■ Excerpts from an interface dataset ■
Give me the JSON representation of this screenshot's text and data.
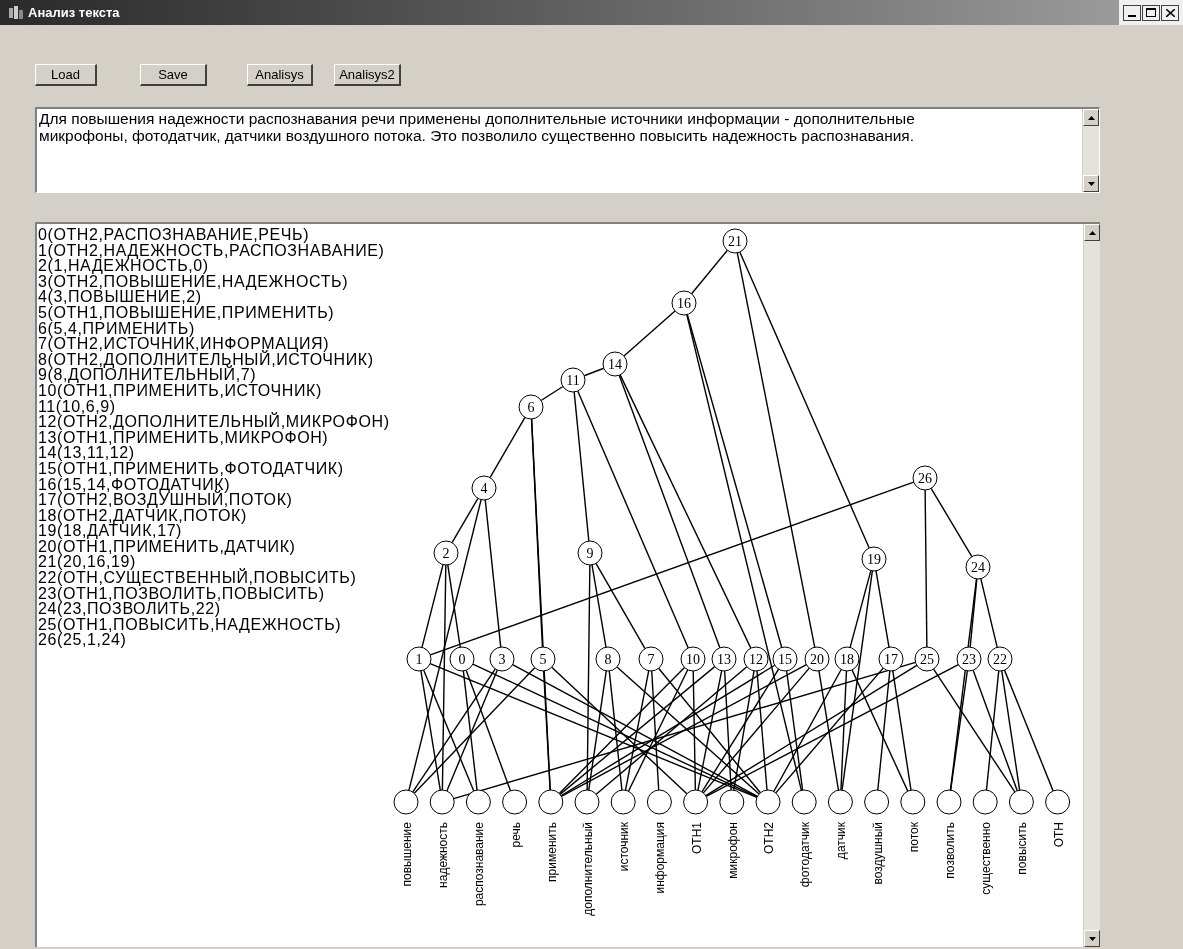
{
  "window": {
    "title": "Анализ текста"
  },
  "buttons": [
    "Load",
    "Save",
    "Analisys",
    "Analisys2"
  ],
  "text_area": {
    "value": "Для повышения надежности распознавания речи применены  дополнительные источники информации - дополнительные микрофоны, фотодатчик, датчики воздушного потока. Это позволило существенно повысить надежность распознавания."
  },
  "relations": [
    "0(ОТН2,РАСПОЗНАВАНИЕ,РЕЧЬ)",
    "1(ОТН2,НАДЕЖНОСТЬ,РАСПОЗНАВАНИЕ)",
    "2(1,НАДЕЖНОСТЬ,0)",
    "3(ОТН2,ПОВЫШЕНИЕ,НАДЕЖНОСТЬ)",
    "4(3,ПОВЫШЕНИЕ,2)",
    "5(ОТН1,ПОВЫШЕНИЕ,ПРИМЕНИТЬ)",
    "6(5,4,ПРИМЕНИТЬ)",
    "7(ОТН2,ИСТОЧНИК,ИНФОРМАЦИЯ)",
    "8(ОТН2,ДОПОЛНИТЕЛЬНЫЙ,ИСТОЧНИК)",
    "9(8,ДОПОЛНИТЕЛЬНЫЙ,7)",
    "10(ОТН1,ПРИМЕНИТЬ,ИСТОЧНИК)",
    "11(10,6,9)",
    "12(ОТН2,ДОПОЛНИТЕЛЬНЫЙ,МИКРОФОН)",
    "13(ОТН1,ПРИМЕНИТЬ,МИКРОФОН)",
    "14(13,11,12)",
    "15(ОТН1,ПРИМЕНИТЬ,ФОТОДАТЧИК)",
    "16(15,14,ФОТОДАТЧИК)",
    "17(ОТН2,ВОЗДУШНЫЙ,ПОТОК)",
    "18(ОТН2,ДАТЧИК,ПОТОК)",
    "19(18,ДАТЧИК,17)",
    "20(ОТН1,ПРИМЕНИТЬ,ДАТЧИК)",
    "21(20,16,19)",
    "22(ОТН,СУЩЕСТВЕННЫЙ,ПОВЫСИТЬ)",
    "23(ОТН1,ПОЗВОЛИТЬ,ПОВЫСИТЬ)",
    "24(23,ПОЗВОЛИТЬ,22)",
    "25(ОТН1,ПОВЫСИТЬ,НАДЕЖНОСТЬ)",
    "26(25,1,24)"
  ],
  "graph": {
    "nodes": [
      "21",
      "16",
      "14",
      "11",
      "6",
      "26",
      "4",
      "2",
      "9",
      "19",
      "24",
      "1",
      "0",
      "3",
      "5",
      "8",
      "7",
      "10",
      "13",
      "12",
      "15",
      "20",
      "18",
      "17",
      "25",
      "23",
      "22"
    ],
    "leaves": [
      "повышение",
      "надежность",
      "распознавание",
      "речь",
      "применить",
      "дополнительный",
      "источник",
      "информация",
      "ОТН1",
      "микрофон",
      "ОТН2",
      "фотодатчик",
      "датчик",
      "воздушный",
      "поток",
      "позволить",
      "существенно",
      "повысить",
      "ОТН"
    ]
  }
}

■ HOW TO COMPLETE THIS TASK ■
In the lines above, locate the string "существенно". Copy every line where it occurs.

■ SOLUTION ■
    "value": "Для повышения надежности распознавания речи применены  дополнительные источники информации - дополнительные микрофоны, фотодатчик, датчики воздушного потока. Это позволило существенно повысить надежность распознавания."
      "существенно",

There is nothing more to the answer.